YOUR ASSIGNMENT:
In the listing below, locate the lines that hold "text" and copy them.

Start of Block

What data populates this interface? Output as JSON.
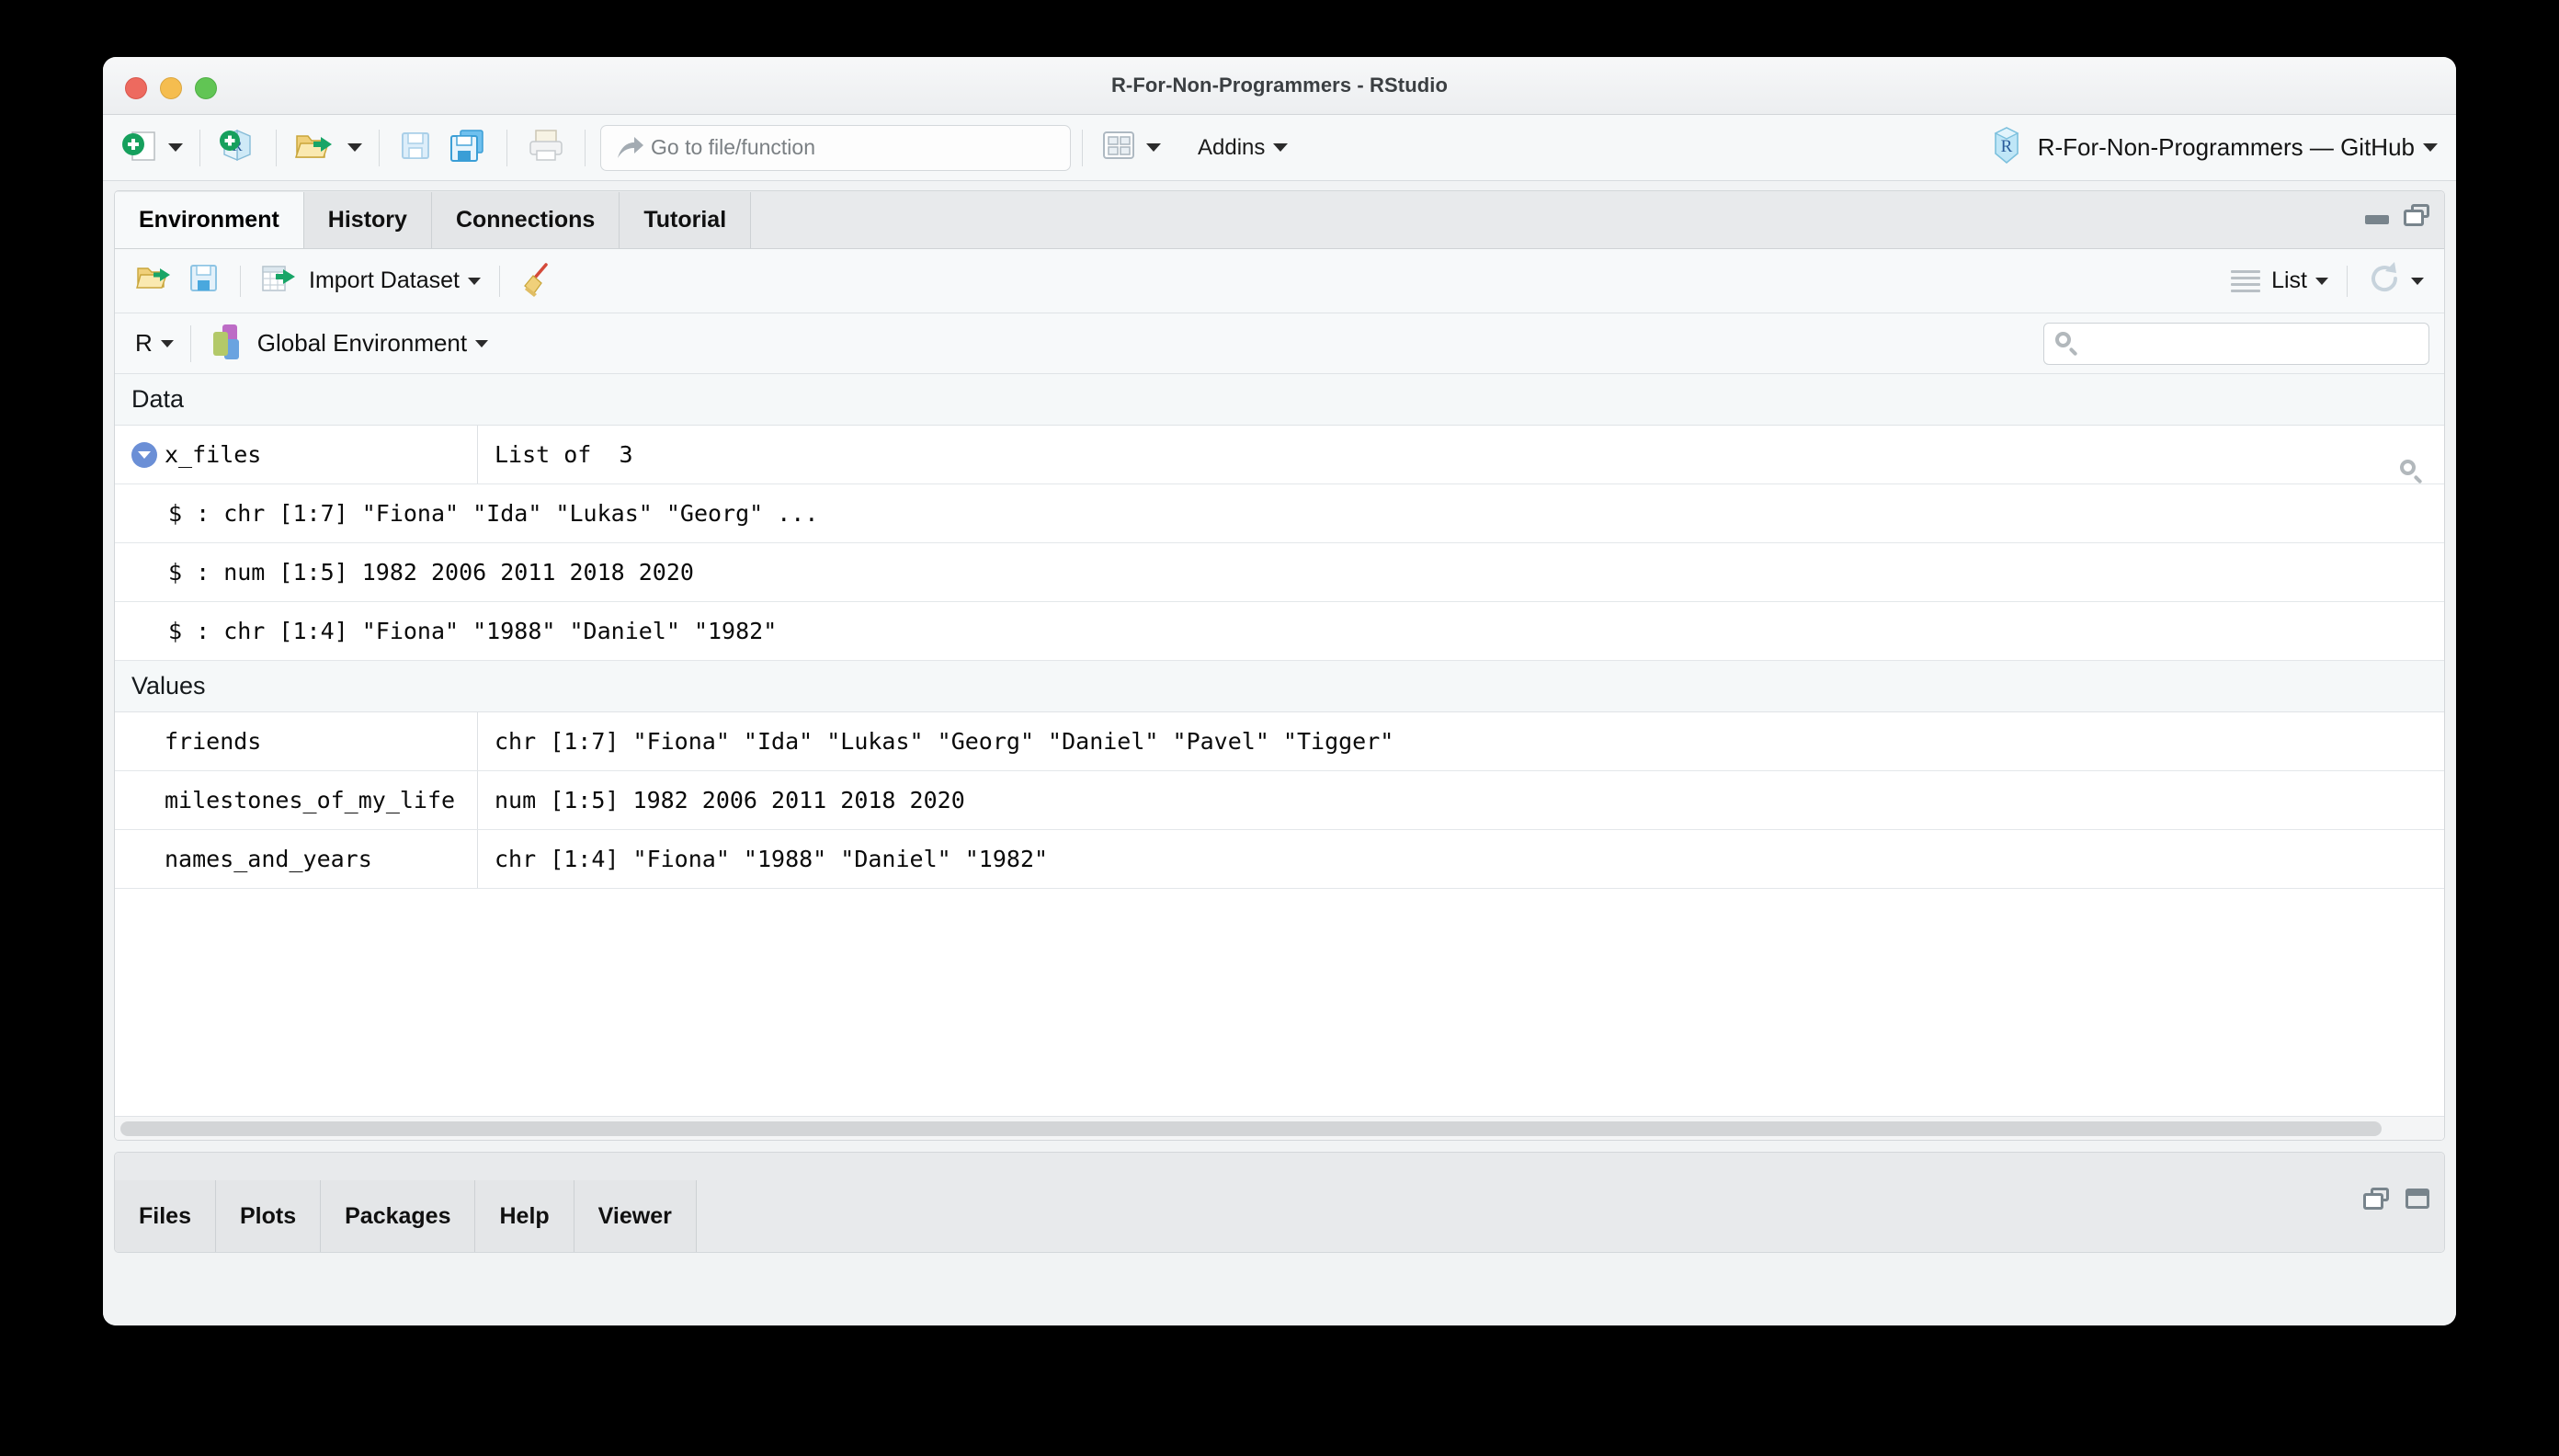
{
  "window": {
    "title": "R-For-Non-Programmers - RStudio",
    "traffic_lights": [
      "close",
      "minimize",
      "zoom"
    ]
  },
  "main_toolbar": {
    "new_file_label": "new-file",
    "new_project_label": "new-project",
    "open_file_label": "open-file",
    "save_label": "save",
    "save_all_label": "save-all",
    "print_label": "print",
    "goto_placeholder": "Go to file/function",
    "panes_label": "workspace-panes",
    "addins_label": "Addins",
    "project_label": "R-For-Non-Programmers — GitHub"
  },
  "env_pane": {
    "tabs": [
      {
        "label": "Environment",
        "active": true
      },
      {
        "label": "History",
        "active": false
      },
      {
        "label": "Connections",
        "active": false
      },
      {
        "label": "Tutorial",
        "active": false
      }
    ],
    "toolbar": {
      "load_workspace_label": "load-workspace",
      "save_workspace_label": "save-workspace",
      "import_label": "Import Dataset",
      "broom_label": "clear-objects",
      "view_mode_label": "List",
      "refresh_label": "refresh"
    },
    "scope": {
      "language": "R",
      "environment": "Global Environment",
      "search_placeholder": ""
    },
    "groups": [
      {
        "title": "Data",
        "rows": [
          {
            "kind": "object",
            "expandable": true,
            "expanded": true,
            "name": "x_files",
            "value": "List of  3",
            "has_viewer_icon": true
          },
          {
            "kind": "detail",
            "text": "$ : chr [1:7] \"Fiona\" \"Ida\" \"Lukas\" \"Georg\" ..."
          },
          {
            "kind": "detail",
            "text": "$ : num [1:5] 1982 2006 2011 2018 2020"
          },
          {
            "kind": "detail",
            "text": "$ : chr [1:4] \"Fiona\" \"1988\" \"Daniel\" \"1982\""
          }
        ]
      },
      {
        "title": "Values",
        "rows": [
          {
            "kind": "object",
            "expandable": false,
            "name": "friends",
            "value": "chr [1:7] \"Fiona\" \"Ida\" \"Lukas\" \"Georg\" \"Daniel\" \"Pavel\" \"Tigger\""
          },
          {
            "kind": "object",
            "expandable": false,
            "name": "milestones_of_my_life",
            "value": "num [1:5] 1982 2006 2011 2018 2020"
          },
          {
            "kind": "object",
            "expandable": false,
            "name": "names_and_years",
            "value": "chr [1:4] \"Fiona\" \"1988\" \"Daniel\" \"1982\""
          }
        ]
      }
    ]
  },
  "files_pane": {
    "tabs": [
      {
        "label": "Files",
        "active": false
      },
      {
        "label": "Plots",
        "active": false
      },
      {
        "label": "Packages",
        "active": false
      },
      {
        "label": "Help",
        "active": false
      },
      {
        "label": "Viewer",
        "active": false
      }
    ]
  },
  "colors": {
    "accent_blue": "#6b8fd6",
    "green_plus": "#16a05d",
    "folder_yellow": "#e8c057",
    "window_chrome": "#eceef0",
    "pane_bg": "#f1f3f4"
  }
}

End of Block

WRITTEN ANSWER:
            "text": "$ : chr [1:7] \"Fiona\" \"Ida\" \"Lukas\" \"Georg\" ..."
            "text": "$ : num [1:5] 1982 2006 2011 2018 2020"
            "text": "$ : chr [1:4] \"Fiona\" \"1988\" \"Daniel\" \"1982\""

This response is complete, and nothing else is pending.